The upshot of all this is to write write write. Develop a ritualistic behaviour which ensures a discipline. I tell myself that if I write three hours or so every day, I can finish a book in six months to a year. A book a year seems a reasonable return. In the 40s writers like Edgar Wallace were spent up and drunk every Sunday, wrote a crime novel between Monday and Friday and started the process of obliteration all over again at the weekend. But writing so quickly has its drawbacks. Usually these relate to fissures in the plot.
Raymond Chandler’s The Big Sleep had a major discrepancy in the plot, not discovered by readers but by film makers when they came to put it on the screen: a telegram was sent to Raymond Chandler asking him “who killed the chauffeur?” Chandler replied, “Damned if I know.” I suppose a little anxiety I suffer from concerns such an obvious flaw line in the narrative. While writing The Strange Attractor meant that I could revisit and cross check easily, it being just over 200 pages, Azimuth is 920 pages with innumerable characters and full of ‘seeding’ of alternate plot lines, as described in previous blogs. Hence the author’s alerts list I regard as a necessity.
If every writing day is like the last, your desk is left exactly how you last used it, you also abandoned your prose for the day knowing exactly what your next sentence and paragraph is going to be, then the discipline of writing is being properly supported. Some days will be much slower than others but when the smell of ink has dried and the reader take up your book, none of this will be apparent.
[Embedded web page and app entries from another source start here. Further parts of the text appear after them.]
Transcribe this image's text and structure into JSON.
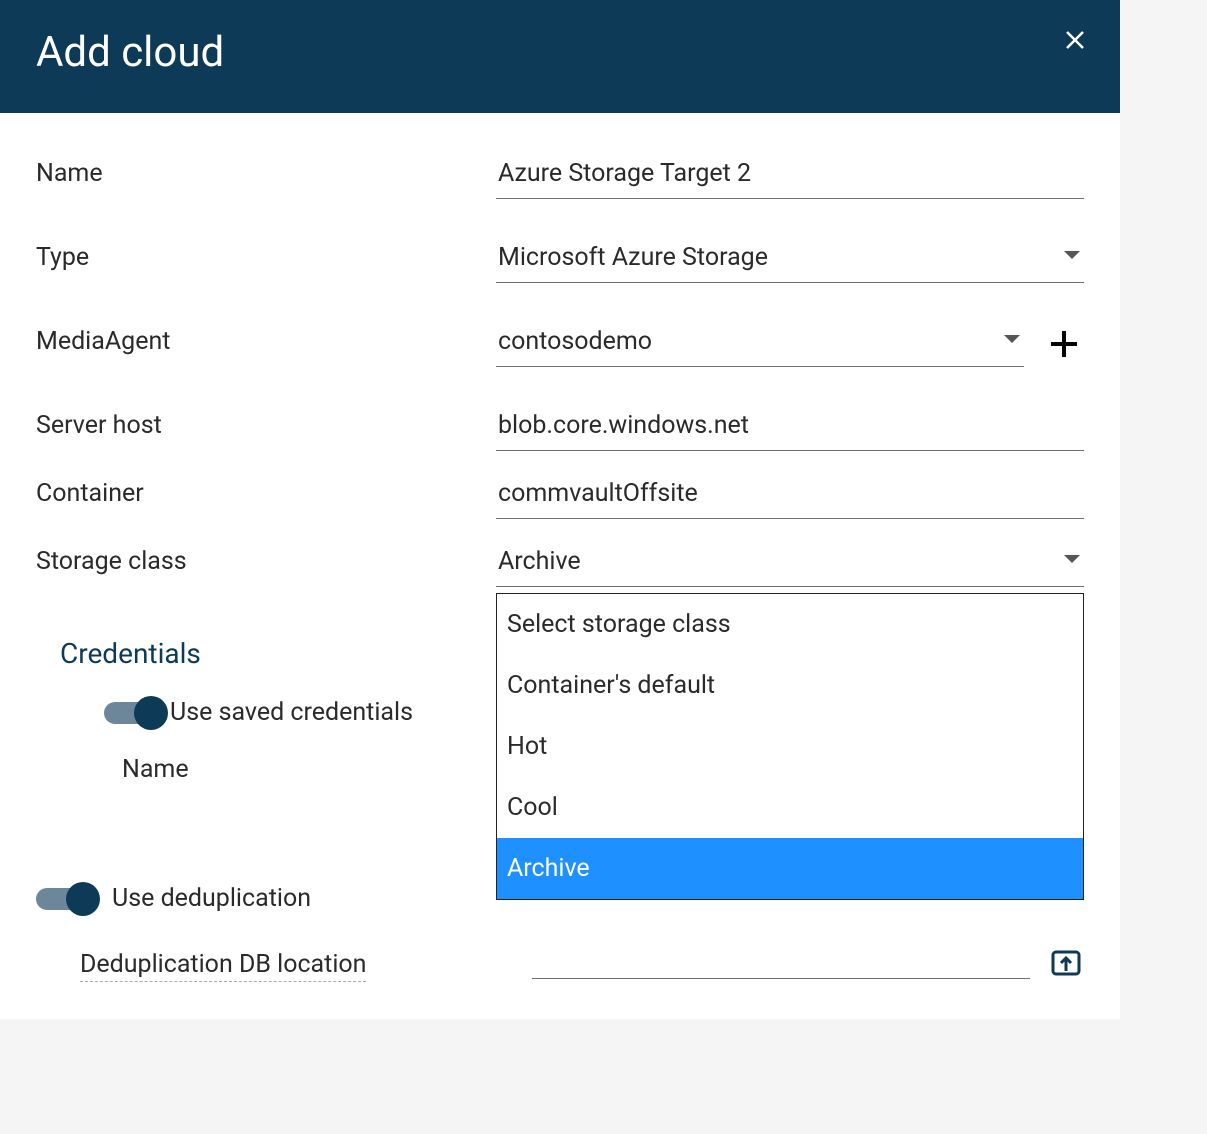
{
  "header": {
    "title": "Add cloud"
  },
  "form": {
    "name": {
      "label": "Name",
      "value": "Azure Storage Target 2"
    },
    "type": {
      "label": "Type",
      "value": "Microsoft Azure Storage"
    },
    "mediaagent": {
      "label": "MediaAgent",
      "value": "contosodemo"
    },
    "serverhost": {
      "label": "Server host",
      "value": "blob.core.windows.net"
    },
    "container": {
      "label": "Container",
      "value": "commvaultOffsite"
    },
    "storageclass": {
      "label": "Storage class",
      "value": "Archive",
      "options": [
        {
          "label": "Select storage class",
          "selected": false
        },
        {
          "label": "Container's default",
          "selected": false
        },
        {
          "label": "Hot",
          "selected": false
        },
        {
          "label": "Cool",
          "selected": false
        },
        {
          "label": "Archive",
          "selected": true
        }
      ]
    }
  },
  "credentials": {
    "section_title": "Credentials",
    "use_saved": {
      "label": "Use saved credentials",
      "on": true
    },
    "name_label": "Name"
  },
  "dedup": {
    "use_label": "Use deduplication",
    "on": true,
    "location_label": "Deduplication DB location"
  }
}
The Strange Attractor by Eric le Sange Kindle books, Amazon
www.azimuthtrilogy.com for a complete guide to Azimuth by Jack Sanger